[What you should do] Copy each line of the material beneath that holds the word "Google".
*** Opening of Listed records ***
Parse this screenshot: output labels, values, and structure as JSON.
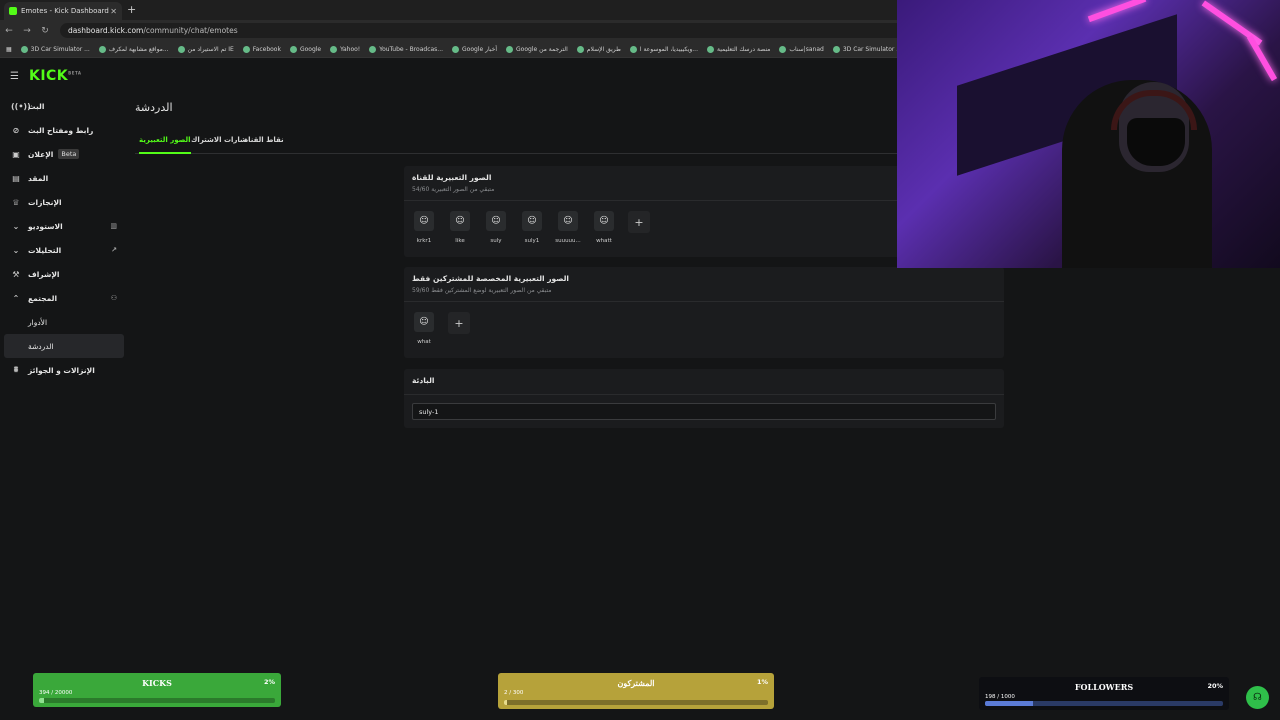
{
  "browser": {
    "tab_title": "Emotes - Kick Dashboard",
    "url_host": "dashboard.kick.com",
    "url_path": "/community/chat/emotes",
    "bookmarks": [
      "3D Car Simulator ...",
      "مواقع مشابهة لمكرف...",
      "تم الاستيراد من IE",
      "Facebook",
      "Google",
      "Yahoo!",
      "YouTube - Broadcas...",
      "Google أخبار",
      "Google الترجمة من",
      "طريق الإسلام",
      "ويكيبيديا، الموسوعة ا...",
      "منصة درسك التعليمية",
      "سناب|sanad",
      "3D Car Simulator ..."
    ]
  },
  "sidebar": {
    "logo": "KICK",
    "logo_badge": "BETA",
    "items": [
      {
        "label": "البث"
      },
      {
        "label": "رابط ومفتاح البث"
      },
      {
        "label": "الإعلان",
        "badge": "Beta"
      },
      {
        "label": "المقد"
      },
      {
        "label": "الإنجازات"
      },
      {
        "label": "الاستوديو"
      },
      {
        "label": "التحليلات"
      },
      {
        "label": "الإشراف"
      },
      {
        "label": "المجتمع"
      },
      {
        "label": "الأدوار"
      },
      {
        "label": "الدردشة"
      },
      {
        "label": "الإنزالات و الجوائز"
      }
    ]
  },
  "main": {
    "page_title": "الدردشة",
    "tabs": [
      "الصور التعبيرية",
      "شارات الاشتراك",
      "نقاط القناة"
    ]
  },
  "channel_emotes": {
    "title": "الصور التعبيرية للقناة",
    "count": "54/60",
    "subtitle": "متبقي من الصور التعبيرية",
    "items": [
      "krkr1",
      "like",
      "suly",
      "suly1",
      "suuuuu...",
      "whatt"
    ]
  },
  "subscriber_emotes": {
    "title": "الصور التعبيرية المخصصة للمشتركين فقط",
    "count": "59/60",
    "subtitle": "متبقي من الصور التعبيرية لوضع المشتركين فقط",
    "items": [
      "what"
    ]
  },
  "prefix": {
    "title": "البادئة",
    "value": "suly-1"
  },
  "goals": {
    "kicks": {
      "title": "KICKS",
      "percent_label": "2%",
      "count": "394 / 20000",
      "fill": 0.02,
      "color": "#2e8b2e"
    },
    "subs": {
      "title": "المشتركون",
      "percent_label": "1%",
      "count": "2 / 300",
      "fill": 0.01,
      "color": "#8a7a2e"
    },
    "followers": {
      "title": "FOLLOWERS",
      "percent_label": "20%",
      "count": "198 / 1000",
      "fill": 0.2,
      "color": "#1e2a4a"
    }
  }
}
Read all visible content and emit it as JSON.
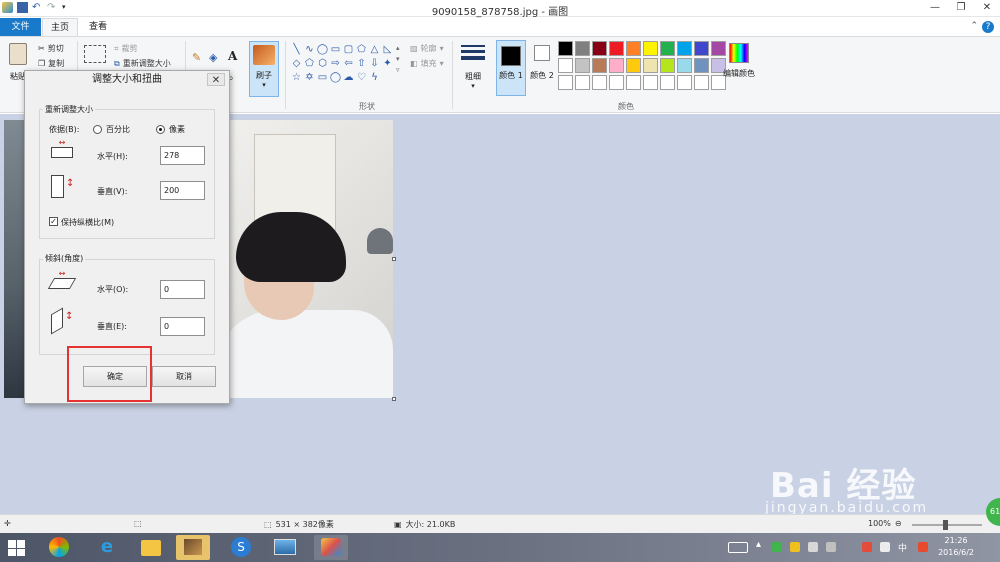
{
  "window": {
    "title": "9090158_878758.jpg - 画图"
  },
  "tabs": {
    "file": "文件",
    "home": "主页",
    "view": "查看"
  },
  "ribbon": {
    "clipboard": {
      "paste": "粘贴",
      "cut": "剪切",
      "copy": "复制"
    },
    "image": {
      "crop": "裁剪",
      "resize": "重新调整大小"
    },
    "brush": "刷子",
    "shapes": {
      "outline": "轮廓",
      "fill": "填充",
      "label": "形状"
    },
    "size": "粗细",
    "colors": {
      "color1": "颜色 1",
      "color2": "颜色 2",
      "edit": "编辑颜色",
      "label": "颜色"
    },
    "palette": [
      "#000000",
      "#7f7f7f",
      "#880015",
      "#ed1c24",
      "#ff7f27",
      "#fff200",
      "#22b14c",
      "#00a2e8",
      "#3f48cc",
      "#a349a4",
      "#ffffff",
      "#c3c3c3",
      "#b97a57",
      "#ffaec9",
      "#ffc90e",
      "#efe4b0",
      "#b5e61d",
      "#99d9ea",
      "#7092be",
      "#c8bfe7",
      "#ffffff",
      "#ffffff",
      "#ffffff",
      "#ffffff",
      "#ffffff",
      "#ffffff",
      "#ffffff",
      "#ffffff",
      "#ffffff",
      "#ffffff"
    ]
  },
  "dialog": {
    "title": "调整大小和扭曲",
    "resize": {
      "label": "重新调整大小",
      "by": "依据(B):",
      "percent": "百分比",
      "pixels": "像素",
      "horizontal_label": "水平(H):",
      "horizontal_value": "278",
      "vertical_label": "垂直(V):",
      "vertical_value": "200",
      "keep_ratio": "保持纵横比(M)"
    },
    "skew": {
      "label": "倾斜(角度)",
      "horizontal_label": "水平(O):",
      "horizontal_value": "0",
      "vertical_label": "垂直(E):",
      "vertical_value": "0"
    },
    "ok": "确定",
    "cancel": "取消"
  },
  "status": {
    "dimensions": "531 × 382像素",
    "size": "大小: 21.0KB",
    "zoom": "100%"
  },
  "taskbar": {
    "time": "21:26",
    "date": "2016/6/2",
    "ime": "中"
  },
  "watermark": {
    "main": "Bai 经验",
    "sub": "jingyan.baidu.com",
    "badge": "61"
  }
}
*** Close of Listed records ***
[Completed exercise]
      "Google",
      "Google أخبار",
      "Google الترجمة من",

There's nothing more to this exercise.